Ivan the Terrible – the name evokes the legend of a cruel and dangerously insane tyrant. Fearful Majesty explores that legend and exposes the man, his nature, and his time.
This acclaimed biography of one of Russia’s most important and tyrannical rulers is not only a rich, readable biography, it is also surprisingly timely, revealing how many of the issues Russia faces today have their roots in Ivan’s reign.
Ivan IV oversaw huge conquests of neighboring lands, the creation of a national church, and Russia’s emergence as a world power.
Arrogant, handsome, a gifted orator and theologian, Ivan was well educated but cruel, profoundly egotistical yet cowardly, scarred by childhood terrors.
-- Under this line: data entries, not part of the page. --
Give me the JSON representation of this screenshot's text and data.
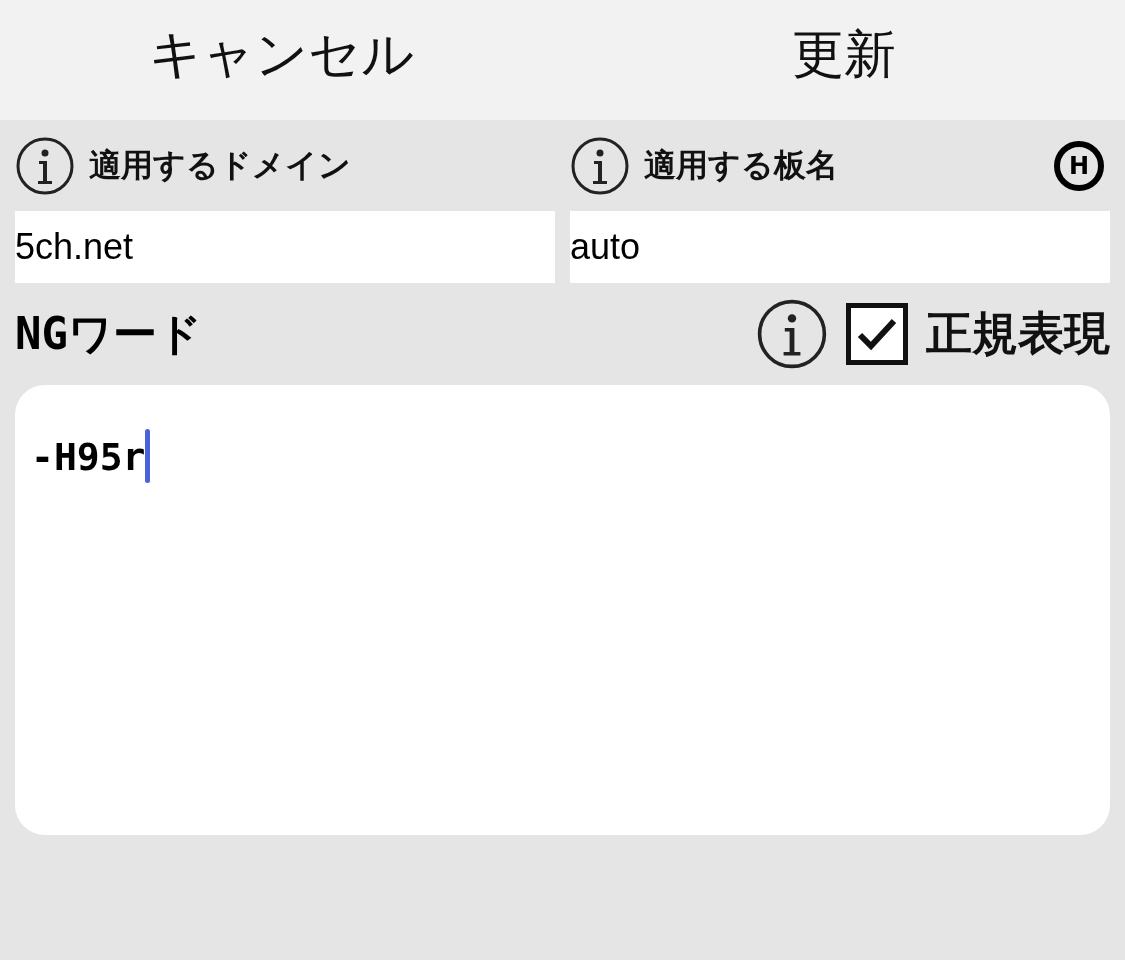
{
  "toolbar": {
    "cancel": "キャンセル",
    "update": "更新"
  },
  "domain": {
    "label": "適用するドメイン",
    "value": "5ch.net"
  },
  "board": {
    "label": "適用する板名",
    "value": "auto",
    "badge": "H"
  },
  "ng_word": {
    "label": "NGワード",
    "regex": {
      "label": "正規表現",
      "checked": true
    },
    "value": "-H95r"
  }
}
He was also the Russian ruler whose policies first cast Russia in the role of “Evil Empire” to the West.
Throughout his reign, Ivan’s unbalanced genius erupted in a tyranny so violent that it threatened to destroy his bloodline, his court, his church, his country.
“A portrait of Ivan the Terrible as a figure of high tragedy rather than a madman or a villain. [A] lively... biography of one of the most paradoxical and terrifying figures in Russian history.” – The New York Times
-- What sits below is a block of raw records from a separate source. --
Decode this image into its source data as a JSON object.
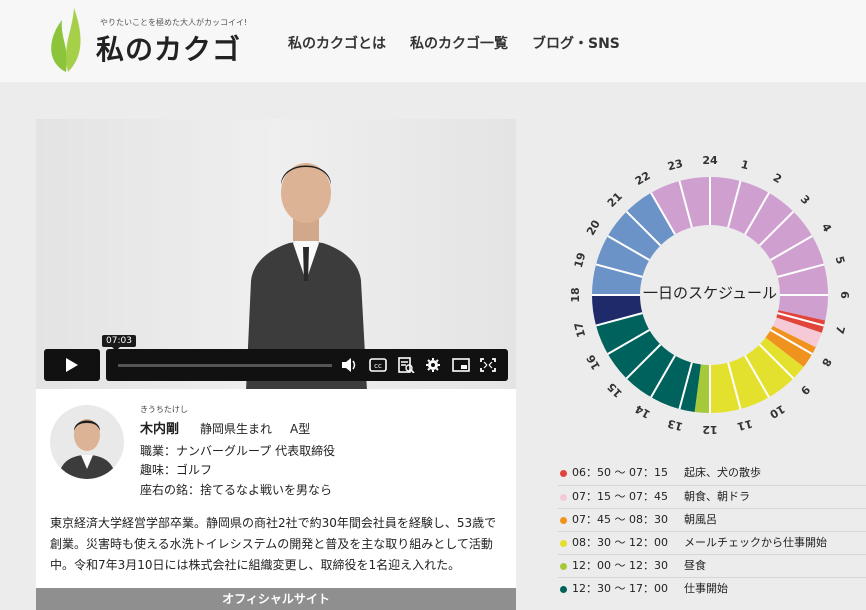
{
  "header": {
    "tagline": "やりたいことを極めた大人がカッコイイ!",
    "logo": "私のカクゴ",
    "nav": [
      "私のカクゴとは",
      "私のカクゴ一覧",
      "ブログ・SNS"
    ]
  },
  "video": {
    "current_time": "07:03",
    "progress": 0.0,
    "controls": [
      "play-icon",
      "volume-icon",
      "captions-icon",
      "transcript-icon",
      "settings-icon",
      "pip-icon",
      "fullscreen-icon"
    ]
  },
  "profile": {
    "ruby": "きうちたけし",
    "name": "木内剛",
    "origin": "静岡県生まれ",
    "blood": "A型",
    "job": "職業：ナンバーグループ 代表取締役",
    "hobby": "趣味：ゴルフ",
    "motto": "座右の銘：捨てるなよ戦いを男なら",
    "bio": "東京経済大学経営学部卒業。静岡県の商社2社で約30年間会社員を経験し、53歳で創業。災害時も使える水洗トイレシステムの開発と普及を主な取り組みとして活動中。令和7年3月10日には株式会社に組織変更し、取締役を1名迎え入れた。",
    "official_site": "オフィシャルサイト"
  },
  "clock": {
    "title": "一日のスケジュール",
    "hours": [
      "24",
      "1",
      "2",
      "3",
      "4",
      "5",
      "6",
      "7",
      "8",
      "9",
      "10",
      "11",
      "12",
      "13",
      "14",
      "15",
      "16",
      "17",
      "18",
      "19",
      "20",
      "21",
      "22",
      "23"
    ],
    "segments": [
      {
        "start": "00:00",
        "end": "06:50",
        "color": "#cfa0cf"
      },
      {
        "start": "06:50",
        "end": "07:15",
        "color": "#e0443a"
      },
      {
        "start": "07:15",
        "end": "07:45",
        "color": "#f6c9d6"
      },
      {
        "start": "07:45",
        "end": "08:30",
        "color": "#f0921e"
      },
      {
        "start": "08:30",
        "end": "12:00",
        "color": "#e4e02e"
      },
      {
        "start": "12:00",
        "end": "12:30",
        "color": "#a6c93a"
      },
      {
        "start": "12:30",
        "end": "17:00",
        "color": "#00625c"
      },
      {
        "start": "17:00",
        "end": "18:00",
        "color": "#1f2a6b"
      },
      {
        "start": "18:00",
        "end": "22:00",
        "color": "#6b93c7"
      },
      {
        "start": "22:00",
        "end": "24:00",
        "color": "#cfa0cf"
      }
    ]
  },
  "schedule": [
    {
      "time": "06：50 〜 07：15",
      "activity": "起床、犬の散歩",
      "color": "#e0443a"
    },
    {
      "time": "07：15 〜 07：45",
      "activity": "朝食、朝ドラ",
      "color": "#f6c9d6"
    },
    {
      "time": "07：45 〜 08：30",
      "activity": "朝風呂",
      "color": "#f0921e"
    },
    {
      "time": "08：30 〜 12：00",
      "activity": "メールチェックから仕事開始",
      "color": "#e4e02e"
    },
    {
      "time": "12：00 〜 12：30",
      "activity": "昼食",
      "color": "#a6c93a"
    },
    {
      "time": "12：30 〜 17：00",
      "activity": "仕事開始",
      "color": "#00625c"
    }
  ]
}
"The most objective and comprehensive analysis of Ivan which has ever appeared in English... A fresh interpretation..."
– History Book Club News
"It is seldom that the tsar's life and times have been delineated with as much style, felicity, skill, and sheer readability. Bobrick's biography is far superior to anything in this genre that had appeared for a long time." – Canadian-American Slavic Studies
Updated Second Edition, with maps and illustrations.
The 16th century of Ivan is explored here at wearing length. Writing prose of a gloominess that matches the era, Bobrick (Labyrinths of Iron) presents Russian history going back to Christianization in A.D. 988 before birthing Ivan in 1530, then to his crowning in 1547 and marriage that same year to Anastasia, his "little heifer'' who bore him six children before she was poisoned mysteriously in 1560 (second wife Maria met a like fate). Ivan's reformist reign turned despotic following Anastasia's death, as, at home, he established the Oprichniki, storm-troopers who implemented his decrees, and, to expand his territory, warred with the Tartars, Poland, Sweden and Lithuania while establishing diplomatic relationships with England. In 1582, Ivan was to see his 25-year drive to the Baltic end in defeat when, by treaty, he relinquished territory to Poland. Bobrick's focus is on militarism, scanting internal affairs other than factionalism of church and state. And he cursorily suggests relief throughout the realm when at Ivan's death in 1584, the simpleton Fydor, his only surviving child, was left to carry on the House of Rurik.